§ What the task asks
Exact copies of all the entries are required.
[Records to use Boundary: Start]
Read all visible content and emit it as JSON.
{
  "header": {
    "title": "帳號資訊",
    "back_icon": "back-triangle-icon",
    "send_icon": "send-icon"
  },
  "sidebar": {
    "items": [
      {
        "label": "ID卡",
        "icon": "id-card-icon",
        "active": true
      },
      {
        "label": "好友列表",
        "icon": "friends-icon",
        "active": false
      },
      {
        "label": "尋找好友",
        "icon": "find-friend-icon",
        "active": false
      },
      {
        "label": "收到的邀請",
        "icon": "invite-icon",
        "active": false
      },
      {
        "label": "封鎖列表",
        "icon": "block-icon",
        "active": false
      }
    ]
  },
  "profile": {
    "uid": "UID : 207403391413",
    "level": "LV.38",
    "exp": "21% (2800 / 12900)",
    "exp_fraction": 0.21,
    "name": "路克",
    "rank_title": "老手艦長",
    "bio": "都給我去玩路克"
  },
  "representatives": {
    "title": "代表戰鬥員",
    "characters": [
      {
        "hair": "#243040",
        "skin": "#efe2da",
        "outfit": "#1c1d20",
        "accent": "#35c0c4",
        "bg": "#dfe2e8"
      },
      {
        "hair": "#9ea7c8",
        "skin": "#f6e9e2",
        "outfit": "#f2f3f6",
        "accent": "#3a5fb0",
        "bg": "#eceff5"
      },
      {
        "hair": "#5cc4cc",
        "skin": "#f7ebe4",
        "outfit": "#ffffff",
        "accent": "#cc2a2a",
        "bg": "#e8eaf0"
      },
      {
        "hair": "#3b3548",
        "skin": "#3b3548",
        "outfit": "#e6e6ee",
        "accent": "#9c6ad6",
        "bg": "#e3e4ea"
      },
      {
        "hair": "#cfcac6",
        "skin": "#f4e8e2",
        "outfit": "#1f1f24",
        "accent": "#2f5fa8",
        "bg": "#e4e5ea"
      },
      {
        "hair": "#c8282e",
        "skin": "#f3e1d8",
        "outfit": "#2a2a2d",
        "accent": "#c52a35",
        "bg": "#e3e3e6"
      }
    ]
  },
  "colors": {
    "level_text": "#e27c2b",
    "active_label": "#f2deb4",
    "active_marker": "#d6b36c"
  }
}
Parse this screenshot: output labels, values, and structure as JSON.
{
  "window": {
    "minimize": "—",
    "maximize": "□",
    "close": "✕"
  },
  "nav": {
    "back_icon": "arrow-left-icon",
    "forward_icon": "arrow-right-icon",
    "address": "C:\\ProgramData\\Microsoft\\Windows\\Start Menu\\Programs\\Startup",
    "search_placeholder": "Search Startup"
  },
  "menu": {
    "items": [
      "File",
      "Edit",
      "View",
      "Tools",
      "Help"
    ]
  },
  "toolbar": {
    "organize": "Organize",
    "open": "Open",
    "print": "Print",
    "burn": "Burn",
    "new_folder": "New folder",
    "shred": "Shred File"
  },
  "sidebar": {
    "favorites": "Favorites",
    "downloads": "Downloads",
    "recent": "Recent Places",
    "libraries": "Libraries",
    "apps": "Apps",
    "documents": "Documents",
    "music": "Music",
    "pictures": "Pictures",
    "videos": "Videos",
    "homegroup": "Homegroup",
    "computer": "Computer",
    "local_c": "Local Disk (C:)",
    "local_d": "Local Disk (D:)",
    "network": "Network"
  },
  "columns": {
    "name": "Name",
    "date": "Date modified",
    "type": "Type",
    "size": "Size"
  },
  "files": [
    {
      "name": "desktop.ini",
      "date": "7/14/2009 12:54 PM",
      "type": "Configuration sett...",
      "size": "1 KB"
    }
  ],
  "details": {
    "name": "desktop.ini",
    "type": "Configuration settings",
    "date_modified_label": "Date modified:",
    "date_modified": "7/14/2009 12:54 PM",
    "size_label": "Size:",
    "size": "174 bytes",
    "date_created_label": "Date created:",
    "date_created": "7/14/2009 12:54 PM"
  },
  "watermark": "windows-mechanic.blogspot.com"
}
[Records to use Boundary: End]
§ Response to the task
Read all visible content and emit it as JSON.
{
  "header": {
    "title": "帳號資訊",
    "back_icon": "back-triangle-icon",
    "send_icon": "send-icon"
  },
  "sidebar": {
    "items": [
      {
        "label": "ID卡",
        "icon": "id-card-icon",
        "active": true
      },
      {
        "label": "好友列表",
        "icon": "friends-icon",
        "active": false
      },
      {
        "label": "尋找好友",
        "icon": "find-friend-icon",
        "active": false
      },
      {
        "label": "收到的邀請",
        "icon": "invite-icon",
        "active": false
      },
      {
        "label": "封鎖列表",
        "icon": "block-icon",
        "active": false
      }
    ]
  },
  "profile": {
    "uid": "UID : 207403391413",
    "level": "LV.38",
    "exp": "21% (2800 / 12900)",
    "exp_fraction": 0.21,
    "name": "路克",
    "rank_title": "老手艦長",
    "bio": "都給我去玩路克"
  },
  "representatives": {
    "title": "代表戰鬥員",
    "characters": [
      {
        "hair": "#243040",
        "skin": "#efe2da",
        "outfit": "#1c1d20",
        "accent": "#35c0c4",
        "bg": "#dfe2e8"
      },
      {
        "hair": "#9ea7c8",
        "skin": "#f6e9e2",
        "outfit": "#f2f3f6",
        "accent": "#3a5fb0",
        "bg": "#eceff5"
      },
      {
        "hair": "#5cc4cc",
        "skin": "#f7ebe4",
        "outfit": "#ffffff",
        "accent": "#cc2a2a",
        "bg": "#e8eaf0"
      },
      {
        "hair": "#3b3548",
        "skin": "#3b3548",
        "outfit": "#e6e6ee",
        "accent": "#9c6ad6",
        "bg": "#e3e4ea"
      },
      {
        "hair": "#cfcac6",
        "skin": "#f4e8e2",
        "outfit": "#1f1f24",
        "accent": "#2f5fa8",
        "bg": "#e4e5ea"
      },
      {
        "hair": "#c8282e",
        "skin": "#f3e1d8",
        "outfit": "#2a2a2d",
        "accent": "#c52a35",
        "bg": "#e3e3e6"
      }
    ]
  },
  "colors": {
    "level_text": "#e27c2b",
    "active_label": "#f2deb4",
    "active_marker": "#d6b36c"
  }
}
Parse this screenshot: output labels, values, and structure as JSON.
{
  "window": {
    "minimize": "—",
    "maximize": "□",
    "close": "✕"
  },
  "nav": {
    "back_icon": "arrow-left-icon",
    "forward_icon": "arrow-right-icon",
    "address": "C:\\ProgramData\\Microsoft\\Windows\\Start Menu\\Programs\\Startup",
    "search_placeholder": "Search Startup"
  },
  "menu": {
    "items": [
      "File",
      "Edit",
      "View",
      "Tools",
      "Help"
    ]
  },
  "toolbar": {
    "organize": "Organize",
    "open": "Open",
    "print": "Print",
    "burn": "Burn",
    "new_folder": "New folder",
    "shred": "Shred File"
  },
  "sidebar": {
    "favorites": "Favorites",
    "downloads": "Downloads",
    "recent": "Recent Places",
    "libraries": "Libraries",
    "apps": "Apps",
    "documents": "Documents",
    "music": "Music",
    "pictures": "Pictures",
    "videos": "Videos",
    "homegroup": "Homegroup",
    "computer": "Computer",
    "local_c": "Local Disk (C:)",
    "local_d": "Local Disk (D:)",
    "network": "Network"
  },
  "columns": {
    "name": "Name",
    "date": "Date modified",
    "type": "Type",
    "size": "Size"
  },
  "files": [
    {
      "name": "desktop.ini",
      "date": "7/14/2009 12:54 PM",
      "type": "Configuration sett...",
      "size": "1 KB"
    }
  ],
  "details": {
    "name": "desktop.ini",
    "type": "Configuration settings",
    "date_modified_label": "Date modified:",
    "date_modified": "7/14/2009 12:54 PM",
    "size_label": "Size:",
    "size": "174 bytes",
    "date_created_label": "Date created:",
    "date_created": "7/14/2009 12:54 PM"
  },
  "watermark": "windows-mechanic.blogspot.com"
}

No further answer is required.